▶ [Exercise prompt]: An exact, complete copy of the data that follows is needed.

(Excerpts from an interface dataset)

^^^^^^^^^^^^^^^^

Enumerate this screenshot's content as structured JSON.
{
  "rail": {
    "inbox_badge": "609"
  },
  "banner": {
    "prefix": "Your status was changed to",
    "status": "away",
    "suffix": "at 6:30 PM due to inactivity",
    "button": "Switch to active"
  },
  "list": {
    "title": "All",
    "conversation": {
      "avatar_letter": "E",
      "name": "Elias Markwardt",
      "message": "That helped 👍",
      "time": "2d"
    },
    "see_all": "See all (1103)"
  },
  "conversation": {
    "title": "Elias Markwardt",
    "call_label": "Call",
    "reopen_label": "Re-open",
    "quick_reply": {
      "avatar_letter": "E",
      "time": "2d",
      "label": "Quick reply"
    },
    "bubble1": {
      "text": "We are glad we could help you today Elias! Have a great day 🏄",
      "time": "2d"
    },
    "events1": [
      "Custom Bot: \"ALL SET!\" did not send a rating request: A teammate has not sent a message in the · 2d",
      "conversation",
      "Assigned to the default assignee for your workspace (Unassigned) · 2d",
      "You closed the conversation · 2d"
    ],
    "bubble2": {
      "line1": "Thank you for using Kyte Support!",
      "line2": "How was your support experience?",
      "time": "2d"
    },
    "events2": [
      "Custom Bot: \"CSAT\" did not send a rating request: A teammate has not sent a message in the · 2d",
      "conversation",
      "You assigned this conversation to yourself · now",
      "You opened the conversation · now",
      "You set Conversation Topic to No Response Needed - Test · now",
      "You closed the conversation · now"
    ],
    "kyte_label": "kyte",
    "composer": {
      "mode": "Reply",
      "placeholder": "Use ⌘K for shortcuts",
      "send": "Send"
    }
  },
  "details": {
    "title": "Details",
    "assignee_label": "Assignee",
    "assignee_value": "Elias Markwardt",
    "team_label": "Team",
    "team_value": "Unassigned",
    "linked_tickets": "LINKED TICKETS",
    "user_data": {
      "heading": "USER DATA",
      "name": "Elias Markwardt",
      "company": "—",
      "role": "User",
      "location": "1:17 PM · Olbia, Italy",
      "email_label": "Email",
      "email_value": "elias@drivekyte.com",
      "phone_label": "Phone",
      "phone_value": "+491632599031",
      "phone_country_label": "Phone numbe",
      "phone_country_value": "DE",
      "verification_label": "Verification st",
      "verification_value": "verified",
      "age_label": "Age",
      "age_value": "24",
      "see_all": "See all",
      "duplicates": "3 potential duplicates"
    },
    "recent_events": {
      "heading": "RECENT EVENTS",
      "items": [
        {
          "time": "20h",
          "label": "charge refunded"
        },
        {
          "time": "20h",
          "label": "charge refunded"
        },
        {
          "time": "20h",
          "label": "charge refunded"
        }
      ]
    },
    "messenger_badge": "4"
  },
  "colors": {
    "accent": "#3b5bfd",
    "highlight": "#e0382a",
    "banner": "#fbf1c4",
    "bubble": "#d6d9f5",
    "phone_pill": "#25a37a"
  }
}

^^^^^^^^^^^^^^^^

▶ [Solution]:
Enumerate this screenshot's content as structured JSON.
{
  "rail": {
    "inbox_badge": "609"
  },
  "banner": {
    "prefix": "Your status was changed to",
    "status": "away",
    "suffix": "at 6:30 PM due to inactivity",
    "button": "Switch to active"
  },
  "list": {
    "title": "All",
    "conversation": {
      "avatar_letter": "E",
      "name": "Elias Markwardt",
      "message": "That helped 👍",
      "time": "2d"
    },
    "see_all": "See all (1103)"
  },
  "conversation": {
    "title": "Elias Markwardt",
    "call_label": "Call",
    "reopen_label": "Re-open",
    "quick_reply": {
      "avatar_letter": "E",
      "time": "2d",
      "label": "Quick reply"
    },
    "bubble1": {
      "text": "We are glad we could help you today Elias! Have a great day 🏄",
      "time": "2d"
    },
    "events1": [
      "Custom Bot: \"ALL SET!\" did not send a rating request: A teammate has not sent a message in the · 2d",
      "conversation",
      "Assigned to the default assignee for your workspace (Unassigned) · 2d",
      "You closed the conversation · 2d"
    ],
    "bubble2": {
      "line1": "Thank you for using Kyte Support!",
      "line2": "How was your support experience?",
      "time": "2d"
    },
    "events2": [
      "Custom Bot: \"CSAT\" did not send a rating request: A teammate has not sent a message in the · 2d",
      "conversation",
      "You assigned this conversation to yourself · now",
      "You opened the conversation · now",
      "You set Conversation Topic to No Response Needed - Test · now",
      "You closed the conversation · now"
    ],
    "kyte_label": "kyte",
    "composer": {
      "mode": "Reply",
      "placeholder": "Use ⌘K for shortcuts",
      "send": "Send"
    }
  },
  "details": {
    "title": "Details",
    "assignee_label": "Assignee",
    "assignee_value": "Elias Markwardt",
    "team_label": "Team",
    "team_value": "Unassigned",
    "linked_tickets": "LINKED TICKETS",
    "user_data": {
      "heading": "USER DATA",
      "name": "Elias Markwardt",
      "company": "—",
      "role": "User",
      "location": "1:17 PM · Olbia, Italy",
      "email_label": "Email",
      "email_value": "elias@drivekyte.com",
      "phone_label": "Phone",
      "phone_value": "+491632599031",
      "phone_country_label": "Phone numbe",
      "phone_country_value": "DE",
      "verification_label": "Verification st",
      "verification_value": "verified",
      "age_label": "Age",
      "age_value": "24",
      "see_all": "See all",
      "duplicates": "3 potential duplicates"
    },
    "recent_events": {
      "heading": "RECENT EVENTS",
      "items": [
        {
          "time": "20h",
          "label": "charge refunded"
        },
        {
          "time": "20h",
          "label": "charge refunded"
        },
        {
          "time": "20h",
          "label": "charge refunded"
        }
      ]
    },
    "messenger_badge": "4"
  },
  "colors": {
    "accent": "#3b5bfd",
    "highlight": "#e0382a",
    "banner": "#fbf1c4",
    "bubble": "#d6d9f5",
    "phone_pill": "#25a37a"
  }
}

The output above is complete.